It may have recently seen yet another short delay of its release date – it’s now out on 23rd March – but Ni No Kuni 2: Revenant Kingdom is chock full of surprises. At GamesCom we were introduced to the Skirmish battles, but at a recent event we were shown a lot more of what to expect from the full release, including a brand new Kingdom Building mode. There’s certainly a lot going on in the game, but from what I played of the game this week, it’s shaping up to be quite the adventure.
During my time with the game, I played through most of the events of Chapter 3, taking place in Goldpaw – a town Evan and his entourage discover is in the middle of a crisis. Everything in the town is decided by the roll of a die, whether it’s a bet, a score to settle, a trial, or even the taxes that the citizens are required to pay.
This rather large town is a sight to behold, taking inspiration from Taiwanese infrastructure, and exploring it was made even more enticing by the characters in the party. Up until now we’ve not had much in the way of seeing how they’d interact and Roland’s backstory seems all the more interesting after this. I won’t say much more about it, since it’s better to discover this for yourselves, but the narrative heavy Chapter 3 was a fantastic way of introducing us to the cast of characters.
Resolving the mystery which relied on learning a spell that affects the world map and terrain in the dungeon itself, leading to a boss encounter that people have seen before with Longfang – the city’s dragon-like guardian who is on a bit rampage. The characters were certainly not over-levelled in this build, as the boss frequently required me to activate the red coloured Higgledies to have a fire protecting shield.

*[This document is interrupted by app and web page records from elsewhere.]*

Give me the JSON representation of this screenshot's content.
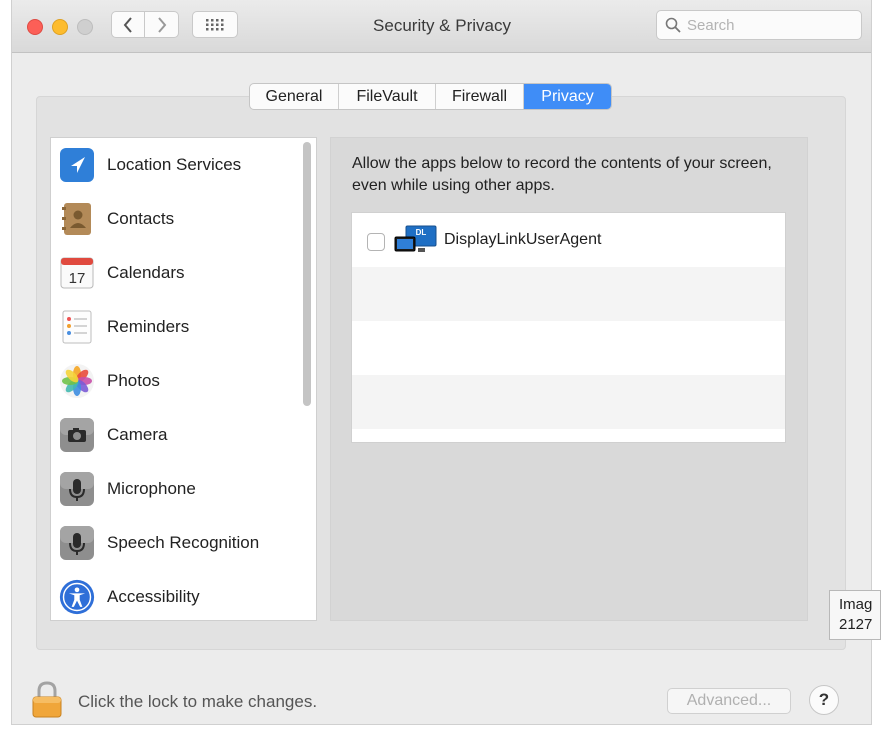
{
  "window": {
    "title": "Security & Privacy"
  },
  "search": {
    "placeholder": "Search"
  },
  "tabs": [
    {
      "label": "General"
    },
    {
      "label": "FileVault"
    },
    {
      "label": "Firewall"
    },
    {
      "label": "Privacy",
      "selected": true
    }
  ],
  "sidebar": {
    "items": [
      {
        "label": "Location Services",
        "icon": "location-arrow-icon"
      },
      {
        "label": "Contacts",
        "icon": "contacts-book-icon"
      },
      {
        "label": "Calendars",
        "icon": "calendar-icon",
        "icon_text": "17"
      },
      {
        "label": "Reminders",
        "icon": "reminders-list-icon"
      },
      {
        "label": "Photos",
        "icon": "photos-flower-icon"
      },
      {
        "label": "Camera",
        "icon": "camera-icon"
      },
      {
        "label": "Microphone",
        "icon": "microphone-icon"
      },
      {
        "label": "Speech Recognition",
        "icon": "speech-recognition-icon"
      },
      {
        "label": "Accessibility",
        "icon": "accessibility-icon"
      }
    ]
  },
  "main": {
    "description": "Allow the apps below to record the contents of your screen, even while using other apps.",
    "apps": [
      {
        "name": "DisplayLinkUserAgent",
        "checked": false,
        "icon": "displaylink-icon",
        "icon_text": "DL"
      }
    ]
  },
  "footer": {
    "lock_text": "Click the lock to make changes.",
    "advanced_label": "Advanced...",
    "help_label": "?"
  },
  "tooltip": {
    "lines": [
      "Imag",
      "2127"
    ]
  },
  "colors": {
    "accent": "#3f8df7",
    "close": "#fc5f57",
    "minimize": "#fdbc2e"
  }
}
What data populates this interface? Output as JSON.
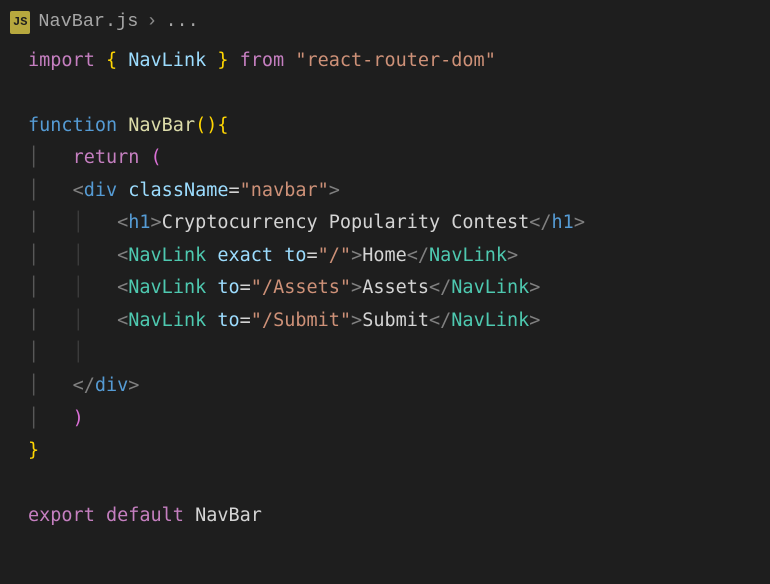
{
  "breadcrumb": {
    "icon": "JS",
    "file": "NavBar.js",
    "sep": "›",
    "rest": "..."
  },
  "code": {
    "import": {
      "kw": "import",
      "from": "from",
      "ident": "NavLink",
      "module": "\"react-router-dom\""
    },
    "fn": {
      "kw": "function",
      "name": "NavBar",
      "ret": "return"
    },
    "jsx": {
      "rootTag": "div",
      "rootAttr": "className",
      "rootAttrVal": "\"navbar\"",
      "h1": {
        "tag": "h1",
        "text": "Cryptocurrency Popularity Contest"
      },
      "link1": {
        "tag": "NavLink",
        "attr1": "exact",
        "attr2": "to",
        "val": "\"/\"",
        "text": "Home"
      },
      "link2": {
        "tag": "NavLink",
        "attr": "to",
        "val": "\"/Assets\"",
        "text": "Assets"
      },
      "link3": {
        "tag": "NavLink",
        "attr": "to",
        "val": "\"/Submit\"",
        "text": "Submit"
      }
    },
    "export": {
      "export": "export",
      "default": "default",
      "name": "NavBar"
    }
  }
}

Higgledies are by far the most unique element of Ni No Kuni 2, and while I’m still unsure how to generate them, the new Kingdom Building part of the game that was unveiled at the event provides clues as to how to do so. During the course of Chapter 4, side quests were revealed that allowed us to do favours for citizens of other towns or, in one particular case, an old woman who lost a scouring pad. Once completed, they will move into your town and provide their services.
It was while helping with the missing scouring pad that a mysterious young woman appeared to tell us about the existence of Dream Doors. These challenge dungeons are reminiscent of recent Persona game dungeons in that they are randomised. All the while, a timer in the top of the screen slowly increases to show the amount of danger the party would be in. While I didn’t spend a lot of time in these dungeons, as I wanted to see more of the other parts of the game, they seemed like a thoughtful inclusion.
We also had a bit more time with the Skirmishes, which we last saw at GamesCom last year, and it’s clear that the new Kingdom Building mode plays a huge part in how you customise your lineup. Depicted by flags in the overworld map, reminding myself of how to play was a bit of a challenge without the challenges that will come in an earlier part of the game.
It increasingly seems that Ni No Kuni 2: Revenant Kingdom’s most important element may actually be building Evan’s kingdom. If you’ve ever played Final Fantasy Crystal Chronicles: My Life As A King, or Little King’s Story, it’s a little similar to that in that as you build your facilities, research new skills or items to sell in shops, and dig into his coffers to invest in future projects. Having certain citizens work in certain facilities provides bonuses. While I didn’t get a lot of time with this, it definitely felt like a more important aspect of the game.
I’ve enjoyed Ni No Kuni 2: Revenant Kingdom every time I’ve played a build of the game and am now immensely looking forward to playing the full version. It may be drastically different from the original, but that works for the likes of Final Fantasy or any other RPG with a long and storied history. I see no reason why it can’t work for Level-5’s latest potential masterpiece as well.